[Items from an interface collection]
=-=-=

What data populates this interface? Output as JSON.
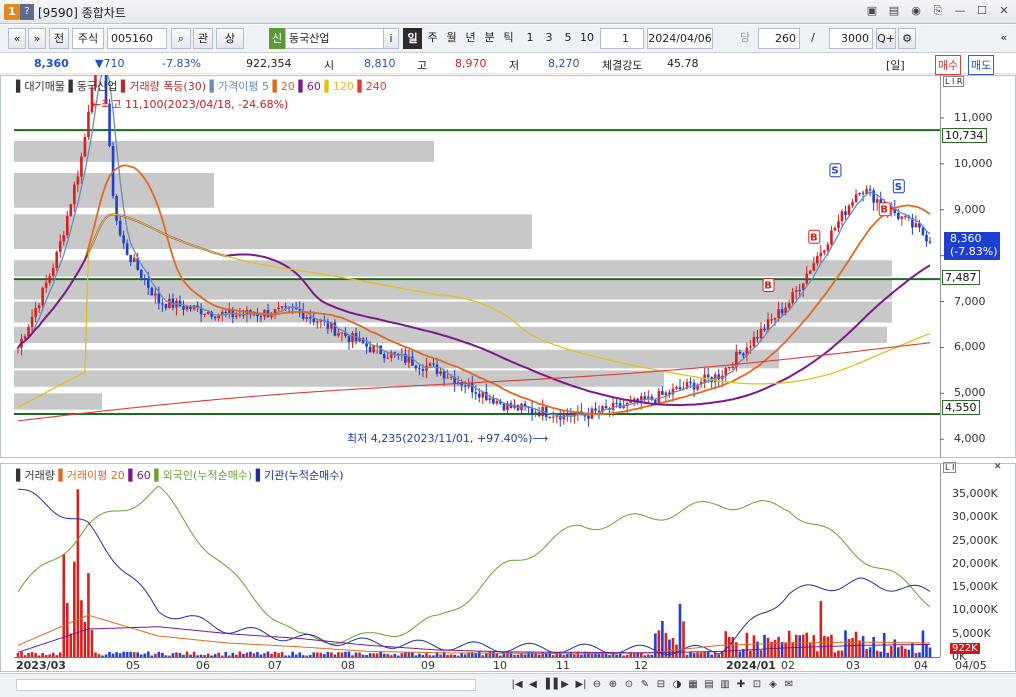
{
  "window": {
    "badge": "1",
    "badge2": "?",
    "title": "[9590] 종합차트",
    "buttons": [
      "▣",
      "▤",
      "◉",
      "⎘",
      "—",
      "☐",
      "✕"
    ]
  },
  "toolbar": {
    "nav_prev": "«",
    "nav_down": "»",
    "jeon": "전",
    "market_select": "주식",
    "code": "005160",
    "search": "⌕",
    "gwan": "관",
    "sang": "상",
    "shin": "신",
    "name": "동국산업",
    "info": "i",
    "periods": [
      "일",
      "주",
      "월",
      "년",
      "분",
      "틱"
    ],
    "intervals": [
      "1",
      "3",
      "5",
      "10"
    ],
    "interval_value": "1",
    "date": "2024/04/06",
    "dang": "당",
    "count": "260",
    "slash": "/",
    "total": "3000",
    "zoom": "Q+",
    "settings": "⚙",
    "right_arrow": "«"
  },
  "quote": {
    "price": "8,360",
    "change": "▼710",
    "change_pct": "-7.83%",
    "volume": "922,354",
    "open_label": "시",
    "open": "8,810",
    "high_label": "고",
    "high": "8,970",
    "low_label": "저",
    "low": "8,270",
    "strength_label": "체결강도",
    "strength": "45.78",
    "period_tag": "[일]",
    "buy": "매수",
    "sell": "매도"
  },
  "price_legend": {
    "items": [
      {
        "text": "▌대기매물",
        "color": "#333333"
      },
      {
        "text": "▌동국산업",
        "color": "#333333"
      },
      {
        "text": "▌거래량 폭등(30)",
        "color": "#b03030"
      },
      {
        "text": "▌가격이평 5",
        "color": "#6a8ac0"
      },
      {
        "text": "▌20",
        "color": "#e06a20"
      },
      {
        "text": "▌60",
        "color": "#7a1a8a"
      },
      {
        "text": "▌120",
        "color": "#e0c020"
      },
      {
        "text": "▌240",
        "color": "#e03a3a"
      }
    ],
    "corner": "L I R"
  },
  "annotations": {
    "high": "←최고 11,100(2023/04/18, -24.68%)",
    "low": "최저 4,235(2023/11/01, +97.40%)⟶"
  },
  "price_axis": {
    "ticks": [
      "11,000",
      "10,000",
      "9,000",
      "8,000",
      "7,000",
      "6,000",
      "5,000",
      "4,000"
    ],
    "levels": {
      "upper": "10,734",
      "middle": "7,487",
      "lower": "4,550"
    },
    "current": "8,360",
    "current_pct": "(-7.83%)"
  },
  "volume_legend": {
    "items": [
      {
        "text": "▌거래량",
        "color": "#333333"
      },
      {
        "text": "▌거래이평 20",
        "color": "#e06a20"
      },
      {
        "text": "▌60",
        "color": "#7a1a8a"
      },
      {
        "text": "▌외국인(누적순매수)",
        "color": "#6aa030"
      },
      {
        "text": "▌기관(누적순매수)",
        "color": "#2030a0"
      }
    ],
    "corner": "L I"
  },
  "volume_axis": {
    "ticks": [
      "35,000K",
      "30,000K",
      "25,000K",
      "20,000K",
      "15,000K",
      "10,000K",
      "5,000K",
      "0K"
    ],
    "current": "922K"
  },
  "time_axis": {
    "labels": [
      "2023/03",
      "05",
      "06",
      "07",
      "08",
      "09",
      "10",
      "11",
      "12",
      "2024/01",
      "02",
      "03",
      "04"
    ],
    "corner": "04/05"
  },
  "chart_data": {
    "type": "candlestick",
    "title": "동국산업",
    "price_range": [
      3700,
      11500
    ],
    "volume_range": [
      0,
      38000
    ],
    "monthly_close": [
      {
        "x": "2023/03",
        "value": 6000
      },
      {
        "x": "2023/04",
        "value": 9400
      },
      {
        "x": "2023/05",
        "value": 7000
      },
      {
        "x": "2023/06",
        "value": 6700
      },
      {
        "x": "2023/07",
        "value": 6800
      },
      {
        "x": "2023/08",
        "value": 6000
      },
      {
        "x": "2023/09",
        "value": 5500
      },
      {
        "x": "2023/10",
        "value": 4700
      },
      {
        "x": "2023/11",
        "value": 4500
      },
      {
        "x": "2023/12",
        "value": 4850
      },
      {
        "x": "2024/01",
        "value": 5400
      },
      {
        "x": "2024/02",
        "value": 7000
      },
      {
        "x": "2024/03",
        "value": 9500
      },
      {
        "x": "2024/04",
        "value": 8360
      }
    ],
    "horizontal_levels": [
      10734,
      7487,
      4550
    ],
    "high": {
      "value": 11100,
      "date": "2023/04/18"
    },
    "low": {
      "value": 4235,
      "date": "2023/11/01"
    },
    "series": [
      {
        "name": "가격이평 5"
      },
      {
        "name": "20"
      },
      {
        "name": "60"
      },
      {
        "name": "120"
      },
      {
        "name": "240"
      }
    ]
  },
  "statusbar": {
    "buttons": [
      "|◀",
      "◀",
      "▐▐",
      "▶",
      "▶|",
      "⊖",
      "⊕",
      "⊙",
      "✎",
      "⊟",
      "◑",
      "▦",
      "▤",
      "▥",
      "✚",
      "⊡",
      "◈",
      "✉"
    ]
  }
}
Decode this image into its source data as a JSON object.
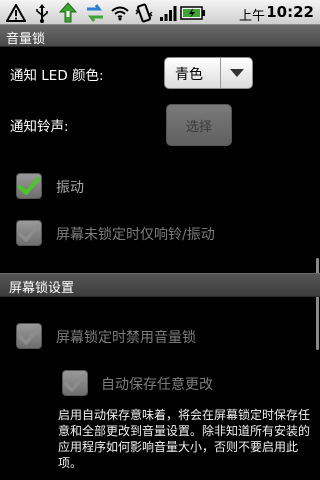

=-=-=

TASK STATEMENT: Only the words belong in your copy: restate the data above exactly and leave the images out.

EXERCISE OUTPUT:
What data populates this interface? Output as JSON.
{
  "window": {
    "badge": "1",
    "badge2": "?",
    "title": "[9590] 종합차트",
    "buttons": [
      "▣",
      "▤",
      "◉",
      "⎘",
      "—",
      "☐",
      "✕"
    ]
  },
  "toolbar": {
    "nav_prev": "«",
    "nav_down": "»",
    "jeon": "전",
    "market_select": "주식",
    "code": "005160",
    "search": "⌕",
    "gwan": "관",
    "sang": "상",
    "shin": "신",
    "name": "동국산업",
    "info": "i",
    "periods": [
      "일",
      "주",
      "월",
      "년",
      "분",
      "틱"
    ],
    "intervals": [
      "1",
      "3",
      "5",
      "10"
    ],
    "interval_value": "1",
    "date": "2024/04/06",
    "dang": "당",
    "count": "260",
    "slash": "/",
    "total": "3000",
    "zoom": "Q+",
    "settings": "⚙",
    "right_arrow": "«"
  },
  "quote": {
    "price": "8,360",
    "change": "▼710",
    "change_pct": "-7.83%",
    "volume": "922,354",
    "open_label": "시",
    "open": "8,810",
    "high_label": "고",
    "high": "8,970",
    "low_label": "저",
    "low": "8,270",
    "strength_label": "체결강도",
    "strength": "45.78",
    "period_tag": "[일]",
    "buy": "매수",
    "sell": "매도"
  },
  "price_legend": {
    "items": [
      {
        "text": "▌대기매물",
        "color": "#333333"
      },
      {
        "text": "▌동국산업",
        "color": "#333333"
      },
      {
        "text": "▌거래량 폭등(30)",
        "color": "#b03030"
      },
      {
        "text": "▌가격이평 5",
        "color": "#6a8ac0"
      },
      {
        "text": "▌20",
        "color": "#e06a20"
      },
      {
        "text": "▌60",
        "color": "#7a1a8a"
      },
      {
        "text": "▌120",
        "color": "#e0c020"
      },
      {
        "text": "▌240",
        "color": "#e03a3a"
      }
    ],
    "corner": "L I R"
  },
  "annotations": {
    "high": "←최고 11,100(2023/04/18, -24.68%)",
    "low": "최저 4,235(2023/11/01, +97.40%)⟶"
  },
  "price_axis": {
    "ticks": [
      "11,000",
      "10,000",
      "9,000",
      "8,000",
      "7,000",
      "6,000",
      "5,000",
      "4,000"
    ],
    "levels": {
      "upper": "10,734",
      "middle": "7,487",
      "lower": "4,550"
    },
    "current": "8,360",
    "current_pct": "(-7.83%)"
  },
  "volume_legend": {
    "items": [
      {
        "text": "▌거래량",
        "color": "#333333"
      },
      {
        "text": "▌거래이평 20",
        "color": "#e06a20"
      },
      {
        "text": "▌60",
        "color": "#7a1a8a"
      },
      {
        "text": "▌외국인(누적순매수)",
        "color": "#6aa030"
      },
      {
        "text": "▌기관(누적순매수)",
        "color": "#2030a0"
      }
    ],
    "corner": "L I"
  },
  "volume_axis": {
    "ticks": [
      "35,000K",
      "30,000K",
      "25,000K",
      "20,000K",
      "15,000K",
      "10,000K",
      "5,000K",
      "0K"
    ],
    "current": "922K"
  },
  "time_axis": {
    "labels": [
      "2023/03",
      "05",
      "06",
      "07",
      "08",
      "09",
      "10",
      "11",
      "12",
      "2024/01",
      "02",
      "03",
      "04"
    ],
    "corner": "04/05"
  },
  "chart_data": {
    "type": "candlestick",
    "title": "동국산업",
    "price_range": [
      3700,
      11500
    ],
    "volume_range": [
      0,
      38000
    ],
    "monthly_close": [
      {
        "x": "2023/03",
        "value": 6000
      },
      {
        "x": "2023/04",
        "value": 9400
      },
      {
        "x": "2023/05",
        "value": 7000
      },
      {
        "x": "2023/06",
        "value": 6700
      },
      {
        "x": "2023/07",
        "value": 6800
      },
      {
        "x": "2023/08",
        "value": 6000
      },
      {
        "x": "2023/09",
        "value": 5500
      },
      {
        "x": "2023/10",
        "value": 4700
      },
      {
        "x": "2023/11",
        "value": 4500
      },
      {
        "x": "2023/12",
        "value": 4850
      },
      {
        "x": "2024/01",
        "value": 5400
      },
      {
        "x": "2024/02",
        "value": 7000
      },
      {
        "x": "2024/03",
        "value": 9500
      },
      {
        "x": "2024/04",
        "value": 8360
      }
    ],
    "horizontal_levels": [
      10734,
      7487,
      4550
    ],
    "high": {
      "value": 11100,
      "date": "2023/04/18"
    },
    "low": {
      "value": 4235,
      "date": "2023/11/01"
    },
    "series": [
      {
        "name": "가격이평 5"
      },
      {
        "name": "20"
      },
      {
        "name": "60"
      },
      {
        "name": "120"
      },
      {
        "name": "240"
      }
    ]
  },
  "statusbar": {
    "buttons": [
      "|◀",
      "◀",
      "▐▐",
      "▶",
      "▶|",
      "⊖",
      "⊕",
      "⊙",
      "✎",
      "⊟",
      "◑",
      "▦",
      "▤",
      "▥",
      "✚",
      "⊡",
      "◈",
      "✉"
    ]
  }
}
Decode this image into its source data as a JSON object.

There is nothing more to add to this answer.